When filing a report at www.ic3.gov, if possible, please include the following: 

  • Information regarding how the scammer initially contacted you and how they identified themselves. Include identifying information such as name, phone number, address, as well as email addresses and usernames of the scammer.
  • Financial transaction information such as the date, type of payment, amount, account numbers involved (to include cryptocurrency wallet), the name and address of the receiving financial institution, and receiving cryptocurrency addresses. 

If you believe you or someone you know may be a victim of a cryptocurrency investment scam, immediately submit a report to www.ic3.gov or contact your local FBI Field Office and provide as much transaction information as possible.

For more information see the following FBI Public Service Announcement: Increase in Companies Falsely Claiming an Ability to Recover Funds Lost in Cryptocurrency Investment Schemes (August 11, 2023, Alert Number 08112023). Be wary of anyone claiming they can recover your funds as this may be another scam.

Information to Report to the FBI

When submitting a report to www.ic3.gov, the most important information you can provide are transaction details. Transaction details include cryptocurrency addresses, amount and type of cryptocurrency, date and time, and transaction ID (hash). These unique identifiers vary in length and look like long strings of random letters and numbers. Please see examples of important transaction details in the table below. If you are unsure whether transaction information you have is relevant, please include it.

  • Transaction Detail: Cryptocurrency Addresses
    • Example: 0x58566904f57eac4E9EDd81BbC2f877865ECd35985 
  • Transaction Detail: Amount and Cryptocurrency Type
    • Example: 1.02345 ether
  • Transaction Detail: Dates/Times
    • Example: 1 January 2023, 12:01 AM EST
  • Transaction Detail: Transaction ID (hash)
    • Example: 0xfa485de419011ceefdd3cd00a4ff64e52bf9a0dfa528e4fff8bb4c9c 

What if I do not have transaction information?
If you do not have transaction information, please still submit a report to www.ic3.gov and provide as much information as you have. 

What other information should I provide?
Provide any other information you may have about the scam, to include: 

  • Where and how you first encountered the scammer. 
  • Your communications with the scammer (for example, emails or texts) and associated identifiers such as names, email addresses, and phone numbers. 
  • Any domain names, website addresses, or applications the scammer instructed you to use. 
  • Any two-factor authentication or "one time passcode" information. 
  • Any cryptocurrency exchanges you used to send or receive funds. 
  • The timeline of the scam. 

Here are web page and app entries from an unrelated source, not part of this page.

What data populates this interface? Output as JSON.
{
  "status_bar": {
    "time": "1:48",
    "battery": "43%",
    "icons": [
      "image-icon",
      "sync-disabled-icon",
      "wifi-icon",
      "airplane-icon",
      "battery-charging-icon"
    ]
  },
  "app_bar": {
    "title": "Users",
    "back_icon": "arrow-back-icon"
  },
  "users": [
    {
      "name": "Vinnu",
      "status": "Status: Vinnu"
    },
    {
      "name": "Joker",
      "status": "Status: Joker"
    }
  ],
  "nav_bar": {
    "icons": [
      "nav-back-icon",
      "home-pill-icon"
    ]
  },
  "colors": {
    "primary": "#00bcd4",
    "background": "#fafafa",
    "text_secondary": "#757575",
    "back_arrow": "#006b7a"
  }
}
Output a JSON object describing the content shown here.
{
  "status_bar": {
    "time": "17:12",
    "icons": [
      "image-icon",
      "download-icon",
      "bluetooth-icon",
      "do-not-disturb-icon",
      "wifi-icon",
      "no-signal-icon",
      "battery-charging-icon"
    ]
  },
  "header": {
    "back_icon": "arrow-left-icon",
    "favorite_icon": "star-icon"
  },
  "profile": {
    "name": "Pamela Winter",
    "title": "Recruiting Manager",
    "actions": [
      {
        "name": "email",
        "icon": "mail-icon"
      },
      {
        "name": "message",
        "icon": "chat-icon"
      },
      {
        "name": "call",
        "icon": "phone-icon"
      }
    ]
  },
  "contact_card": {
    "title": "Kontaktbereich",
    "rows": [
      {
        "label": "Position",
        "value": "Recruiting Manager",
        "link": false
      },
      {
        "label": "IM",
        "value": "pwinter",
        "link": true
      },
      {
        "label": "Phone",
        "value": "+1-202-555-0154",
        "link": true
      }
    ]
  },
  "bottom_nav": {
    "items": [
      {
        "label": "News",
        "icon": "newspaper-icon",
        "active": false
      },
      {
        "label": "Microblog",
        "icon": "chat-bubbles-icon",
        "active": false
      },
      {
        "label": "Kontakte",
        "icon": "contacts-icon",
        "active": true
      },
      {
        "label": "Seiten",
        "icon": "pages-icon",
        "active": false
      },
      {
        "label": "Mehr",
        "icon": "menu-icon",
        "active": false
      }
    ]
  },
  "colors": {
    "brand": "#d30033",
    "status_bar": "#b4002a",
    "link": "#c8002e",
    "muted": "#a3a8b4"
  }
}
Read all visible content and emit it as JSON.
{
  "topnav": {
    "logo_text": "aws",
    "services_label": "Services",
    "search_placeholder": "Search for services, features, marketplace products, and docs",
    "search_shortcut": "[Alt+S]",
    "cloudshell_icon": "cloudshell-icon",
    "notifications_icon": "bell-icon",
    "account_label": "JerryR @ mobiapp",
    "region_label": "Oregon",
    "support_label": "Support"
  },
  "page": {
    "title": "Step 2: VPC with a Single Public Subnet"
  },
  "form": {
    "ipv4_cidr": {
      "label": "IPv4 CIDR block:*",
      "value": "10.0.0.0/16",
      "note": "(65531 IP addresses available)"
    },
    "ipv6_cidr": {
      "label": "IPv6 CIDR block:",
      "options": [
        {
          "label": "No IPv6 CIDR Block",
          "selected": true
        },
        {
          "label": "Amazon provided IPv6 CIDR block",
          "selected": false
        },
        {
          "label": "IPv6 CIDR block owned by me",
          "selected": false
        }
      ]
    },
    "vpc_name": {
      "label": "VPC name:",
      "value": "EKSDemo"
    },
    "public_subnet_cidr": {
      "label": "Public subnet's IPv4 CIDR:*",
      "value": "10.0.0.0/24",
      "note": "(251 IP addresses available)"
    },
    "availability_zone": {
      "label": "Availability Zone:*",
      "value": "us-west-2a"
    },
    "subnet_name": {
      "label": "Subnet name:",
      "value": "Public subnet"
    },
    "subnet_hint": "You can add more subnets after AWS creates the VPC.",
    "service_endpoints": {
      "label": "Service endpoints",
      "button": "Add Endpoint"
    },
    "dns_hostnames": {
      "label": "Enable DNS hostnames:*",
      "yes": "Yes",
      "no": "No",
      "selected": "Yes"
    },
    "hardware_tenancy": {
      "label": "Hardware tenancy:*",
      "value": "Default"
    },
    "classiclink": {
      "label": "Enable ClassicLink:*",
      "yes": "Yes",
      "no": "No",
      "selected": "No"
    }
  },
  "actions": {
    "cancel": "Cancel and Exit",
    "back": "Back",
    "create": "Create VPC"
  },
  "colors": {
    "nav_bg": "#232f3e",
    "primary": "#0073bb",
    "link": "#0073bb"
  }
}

Tips for Avoiding Cryptocurrency Investment Fraud  

The FBI has identified potential ways individuals can recognize and deter this activity: 

  • If an unknown individual contacts you, do not release any financial or personal identifying information (PII) and do not send any money.
  • Do not invest per the advice of someone you meet solely online. 
  • Verify the validity of any investment opportunity from strangers or long-lost contacts on social media websites. 
  • Be on the lookout for domain names that impersonate legitimate financial institutions, especially cryptocurrency exchanges. 
  • Misspelled URLs, often with a slight deviation from the actual financial institutions' website, may be fake. 
  • Do not download or use suspicious looking apps as a tool for investing unless you can verify the legitimacy of the app. 
  • If an investment opportunity sounds too good to be true, it likely is. Be cautious of get rich quick schemes. 
  • Confirm the validity of any investment opportunity or cryptocurrency investment website or app. 
  • If you already invested funds and believe you are a victim of a scheme, do not pay any additional fees or taxes to withdraw your money. 
  • Do not pay for services that claim to be able to recover lost funds.